California State University, USA



Exchange-Traded Funds (ETFs) have become widely held financial instruments among investors. Their popularity has produced an explosion in the number of different ETFs currently available in most financial markets. This revolution started in the early 90s with a single product which consisted of a basket of single securities that where part of (and therefore closely follow) the S&P 500 index (SPDR). The idea was to have a financial instrument that was less volatile than a single stock and yet could be traded as one thus avoiding the shortcomings of traditional mutual funds such as management fees, liquidity and tax disadvantages. The idea worked and currently there are nearly 1000 of such instruments. Our research empirically analyzes the idea that there is no need for so many of these products and therefore an investor could be better off by picking among a handful of them with each of them belonging to a statistically different cluster of such funds. To investigate this idea we randomly sampled 574 Exchange-Traded Funds (ETFs) and analyzed them using three multivariate methods: Cluster Analysis, Factor Analysis and Chernoff-Faces. For each fund, we recorded performance measures that included: Intraday, YTD, 3-Month, 1-Year and 3-Year returns. Utilizing a k-means clustering algorithm we obtained 5 clusters of the ETFs which produced (statistically) similarly behaving funds within each cluster and dissimilar ones between clusters. Factor Analysis and Chernoff-Faces were used to graphically depict the similarities of the ETFs belonging to each cluster. The analyses also showed surprising similarities for many ETFs that are supposed to follow different stock indexes, thus questioning the value of diversification for investors trusting this strategy. On the other hand, the results of this study could provide investors opportunity to further diversify their holdings by choosing funds belonging to different clusters.

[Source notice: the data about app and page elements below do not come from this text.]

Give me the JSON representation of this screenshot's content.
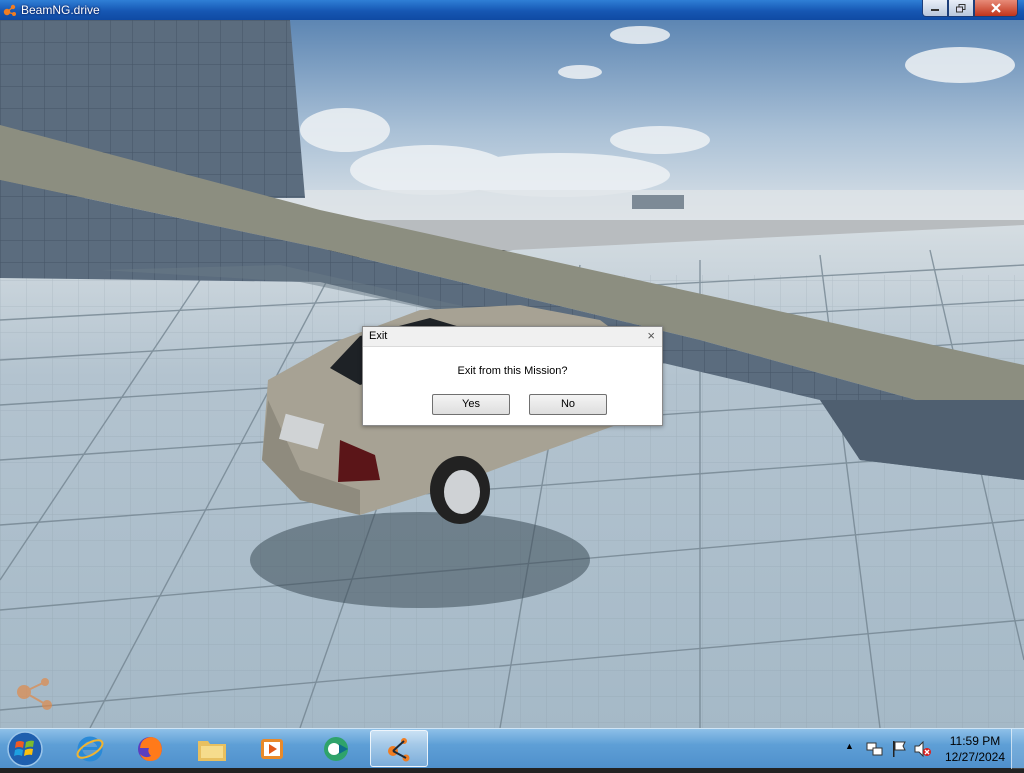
{
  "window": {
    "title": "BeamNG.drive",
    "app_icon": "beamng-logo-icon"
  },
  "dialog": {
    "title": "Exit",
    "close_glyph": "×",
    "message": "Exit from this Mission?",
    "yes_label": "Yes",
    "no_label": "No"
  },
  "taskbar": {
    "items": [
      {
        "name": "internet-explorer-icon"
      },
      {
        "name": "firefox-icon"
      },
      {
        "name": "file-explorer-icon"
      },
      {
        "name": "media-player-icon"
      },
      {
        "name": "camtasia-icon"
      },
      {
        "name": "beamng-icon",
        "active": true
      }
    ],
    "tray_arrow": "▲",
    "clock_time": "11:59 PM",
    "clock_date": "12/27/2024"
  },
  "colors": {
    "titlebar": "#1657b3",
    "taskbar": "#5e9fd6",
    "sky": "#8fb0cf",
    "grid_floor": "#a9bcc9",
    "beamng_orange": "#f07d22"
  }
}
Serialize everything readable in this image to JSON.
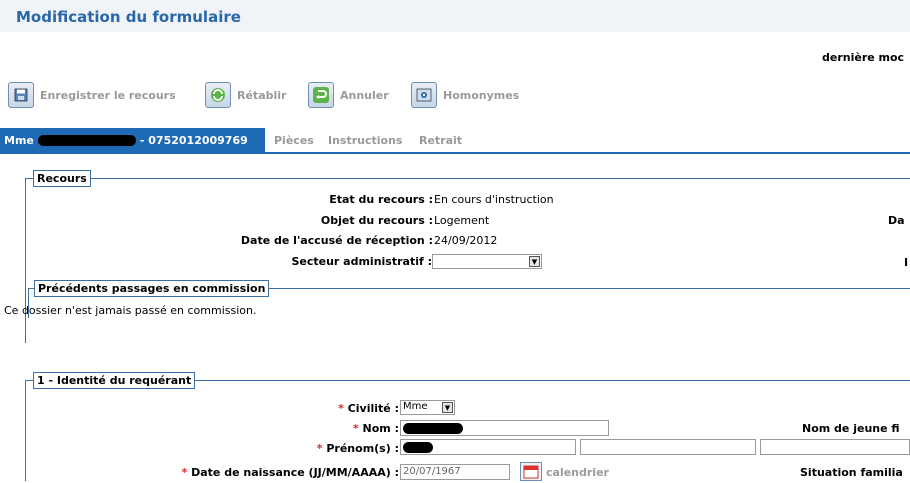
{
  "header": {
    "title": "Modification du formulaire",
    "last_modified": "dernière moc"
  },
  "toolbar": {
    "save": "Enregistrer le recours",
    "reset": "Rétablir",
    "cancel": "Annuler",
    "homonyms": "Homonymes"
  },
  "tabs": {
    "active_prefix": "Mme",
    "active_suffix": "- 0752012009769",
    "items": [
      "Pièces",
      "Instructions",
      "Retrait"
    ]
  },
  "recours": {
    "legend": "Recours",
    "etat_label": "Etat du recours :",
    "etat_value": "En cours d'instruction",
    "objet_label": "Objet du recours :",
    "objet_value": "Logement",
    "date_label": "Date de l'accusé de réception :",
    "date_value": "24/09/2012",
    "secteur_label": "Secteur administratif :",
    "secteur_value": "",
    "right_label_1": "Da",
    "right_label_2": "I"
  },
  "precedents": {
    "legend": "Précédents passages en commission",
    "text": "Ce dossier n'est jamais passé en commission."
  },
  "identite": {
    "legend": "1 - Identité du requérant",
    "req_mark": "*",
    "civilite_label": "Civilité :",
    "civilite_value": "Mme",
    "nom_label": "Nom :",
    "prenom_label": "Prénom(s) :",
    "naissance_label": "Date de naissance (JJ/MM/AAAA) :",
    "naissance_value": "20/07/1967",
    "calendrier": "calendrier",
    "jeune_fille_label": "Nom de jeune fi",
    "situation_label": "Situation familia"
  }
}
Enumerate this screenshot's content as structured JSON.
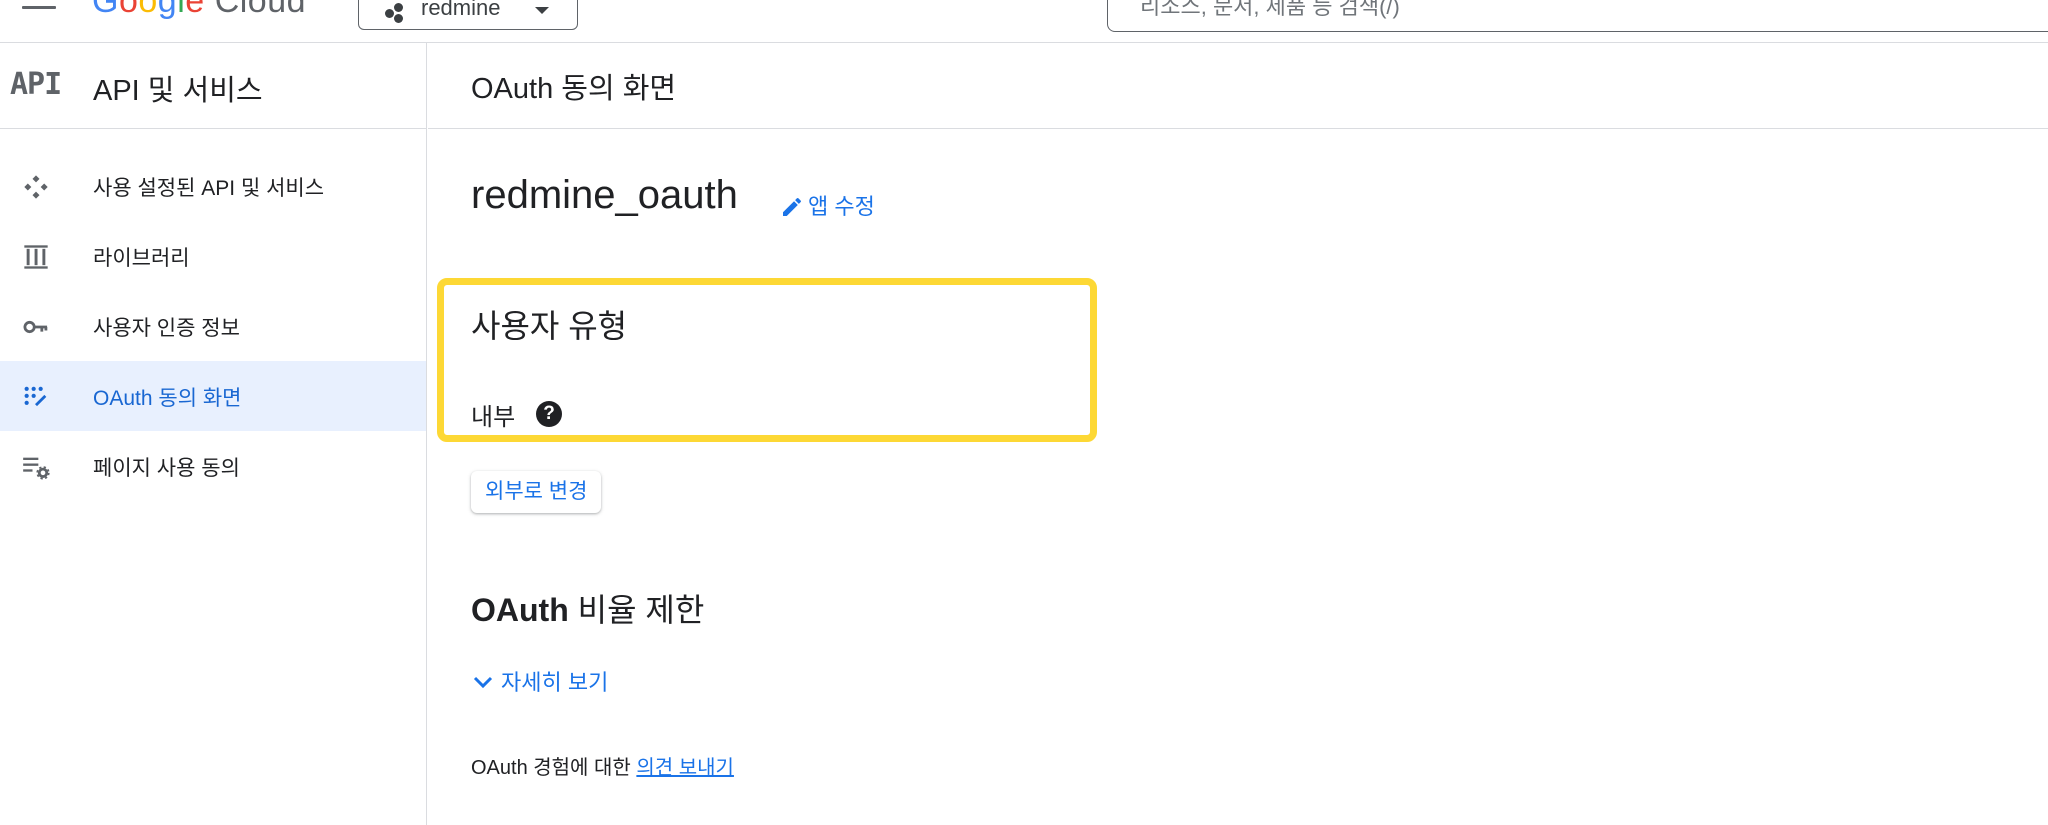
{
  "topbar": {
    "logo_google": [
      "G",
      "o",
      "o",
      "g",
      "l",
      "e"
    ],
    "logo_cloud": "Cloud",
    "project_name": "redmine",
    "search_placeholder": "리소스, 문서, 제품 등 검색(/)"
  },
  "sidebar": {
    "badge": "API",
    "title": "API 및 서비스",
    "items": [
      {
        "label": "사용 설정된 API 및 서비스",
        "icon": "api-services-icon"
      },
      {
        "label": "라이브러리",
        "icon": "library-icon"
      },
      {
        "label": "사용자 인증 정보",
        "icon": "key-icon"
      },
      {
        "label": "OAuth 동의 화면",
        "icon": "oauth-consent-icon",
        "active": true
      },
      {
        "label": "페이지 사용 동의",
        "icon": "page-usage-settings-icon"
      }
    ]
  },
  "main": {
    "page_title": "OAuth 동의 화면",
    "app_name": "redmine_oauth",
    "edit_app_label": "앱 수정",
    "user_type_title": "사용자 유형",
    "user_type_value": "내부",
    "help_glyph": "?",
    "change_button_label": "외부로 변경",
    "rate_limit_title_bold": "OAuth",
    "rate_limit_title_rest": " 비율 제한",
    "details_toggle_label": "자세히 보기",
    "feedback_prefix": "OAuth 경험에 대한 ",
    "feedback_link": "의견 보내기"
  },
  "colors": {
    "accent": "#1a73e8",
    "active_bg": "#e8f0fe",
    "highlight": "#fdd835"
  }
}
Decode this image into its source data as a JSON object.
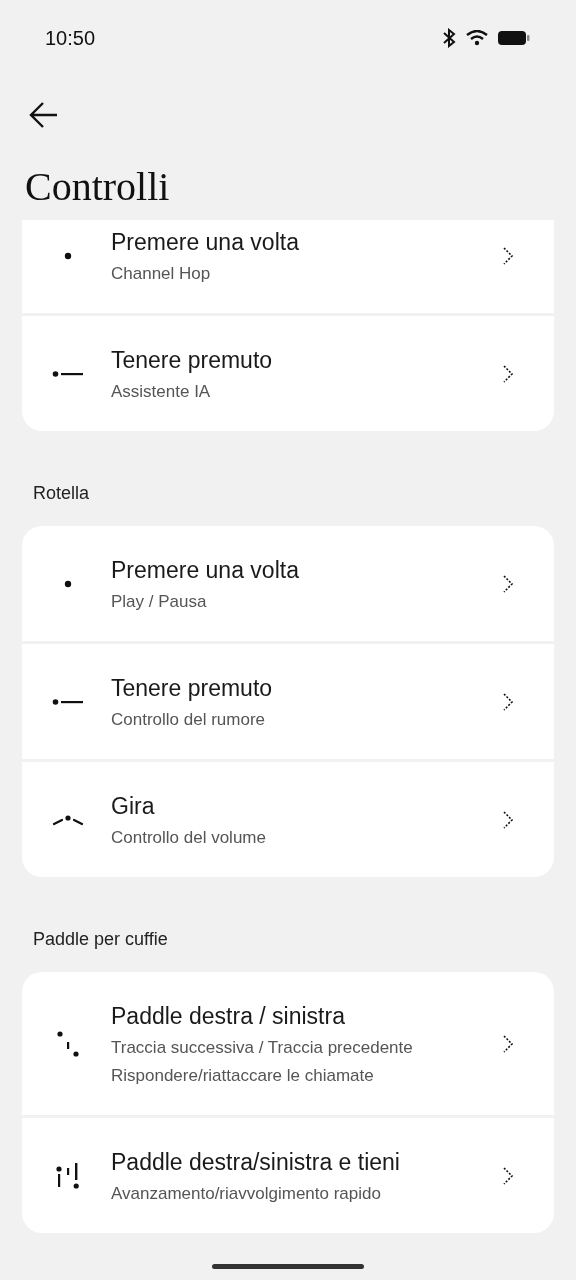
{
  "status_bar": {
    "time": "10:50"
  },
  "header": {
    "title": "Controlli"
  },
  "sections": [
    {
      "items": [
        {
          "kind": "press",
          "title": "Premere una volta",
          "subtitles": [
            "Channel Hop"
          ]
        },
        {
          "kind": "hold",
          "title": "Tenere premuto",
          "subtitles": [
            "Assistente IA"
          ]
        }
      ]
    },
    {
      "heading": "Rotella",
      "items": [
        {
          "kind": "press",
          "title": "Premere una volta",
          "subtitles": [
            "Play / Pausa"
          ]
        },
        {
          "kind": "hold",
          "title": "Tenere premuto",
          "subtitles": [
            "Controllo del rumore"
          ]
        },
        {
          "kind": "rotate",
          "title": "Gira",
          "subtitles": [
            "Controllo del volume"
          ]
        }
      ]
    },
    {
      "heading": "Paddle per cuffie",
      "items": [
        {
          "kind": "paddle",
          "title": "Paddle destra / sinistra",
          "subtitles": [
            "Traccia successiva / Traccia precedente",
            "Rispondere/riattaccare le chiamate"
          ]
        },
        {
          "kind": "paddle_hold",
          "title": "Paddle destra/sinistra e tieni",
          "subtitles": [
            "Avanzamento/riavvolgimento rapido"
          ]
        }
      ]
    }
  ]
}
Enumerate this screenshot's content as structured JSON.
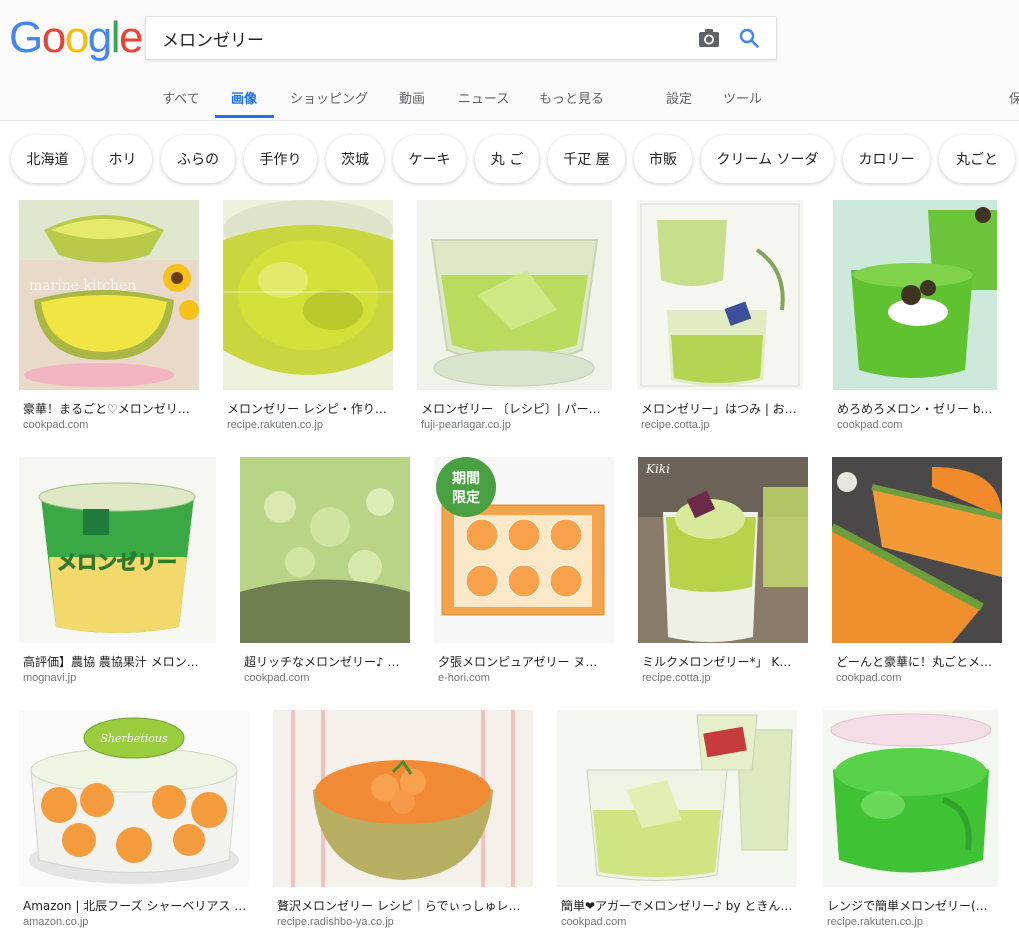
{
  "logo": {
    "letters": [
      "G",
      "o",
      "o",
      "g",
      "l",
      "e"
    ],
    "colors": [
      "#4285F4",
      "#EA4335",
      "#FBBC05",
      "#4285F4",
      "#34A853",
      "#EA4335"
    ]
  },
  "search": {
    "value": "メロンゼリー"
  },
  "nav": {
    "items": [
      "すべて",
      "画像",
      "ショッピング",
      "動画",
      "ニュース",
      "もっと見る",
      "設定",
      "ツール",
      "保"
    ],
    "active_index": 1
  },
  "chips": [
    "北海道",
    "ホリ",
    "ふらの",
    "手作り",
    "茨城",
    "ケーキ",
    "丸 ご",
    "千疋 屋",
    "市販",
    "クリーム ソーダ",
    "カロリー",
    "丸ごと"
  ],
  "results": [
    {
      "title": "豪華！まるごと♡メロンゼリ…",
      "domain": "cookpad.com",
      "watermark": "marine kitchen"
    },
    {
      "title": "メロンゼリー レシピ・作り…",
      "domain": "recipe.rakuten.co.jp"
    },
    {
      "title": "メロンゼリー 〔レシピ〕| パー…",
      "domain": "fuji-pearlagar.co.jp"
    },
    {
      "title": "メロンゼリー」はつみ | お…",
      "domain": "recipe.cotta.jp"
    },
    {
      "title": "めろめろメロン・ゼリー b…",
      "domain": "cookpad.com"
    },
    {
      "title": "高評価】農協 農協果汁 メロン…",
      "domain": "mognavi.jp",
      "product_text": "メロンゼリー"
    },
    {
      "title": "超リッチなメロンゼリー♪ …",
      "domain": "cookpad.com"
    },
    {
      "title": "夕張メロンピュアゼリー ヌ…",
      "domain": "e-hori.com",
      "badge_lines": [
        "期間",
        "限定"
      ]
    },
    {
      "title": "ミルクメロンゼリー*」 K…",
      "domain": "recipe.cotta.jp",
      "watermark": "Kiki"
    },
    {
      "title": "どーんと豪華に！丸ごとメ…",
      "domain": "cookpad.com"
    },
    {
      "title": "Amazon | 北辰フーズ シャーベリアス …",
      "domain": "amazon.co.jp",
      "product_text": "Sherbetious"
    },
    {
      "title": "贅沢メロンゼリー レシピ｜らでぃっしゅレ…",
      "domain": "recipe.radishbo-ya.co.jp"
    },
    {
      "title": "簡単❤アガーでメロンゼリー♪ by ときん…",
      "domain": "cookpad.com"
    },
    {
      "title": "レンジで簡単メロンゼリー(…",
      "domain": "recipe.rakuten.co.jp"
    }
  ],
  "colors": {
    "accent": "#1a73e8",
    "nav_text": "#5f6368",
    "domain_text": "#70757a",
    "jelly_green": "#9bd83a",
    "melon_orange": "#f29a3c"
  }
}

Keywords: Financial Markets, Exchange-Traded Funds, ETFs, Diversification, Multivariate Analysis, Cluster Analysis, Factor Analysis, Factor Loadings

JEL Codes: C1, C19, C4, C49, G1, G24, O16, R42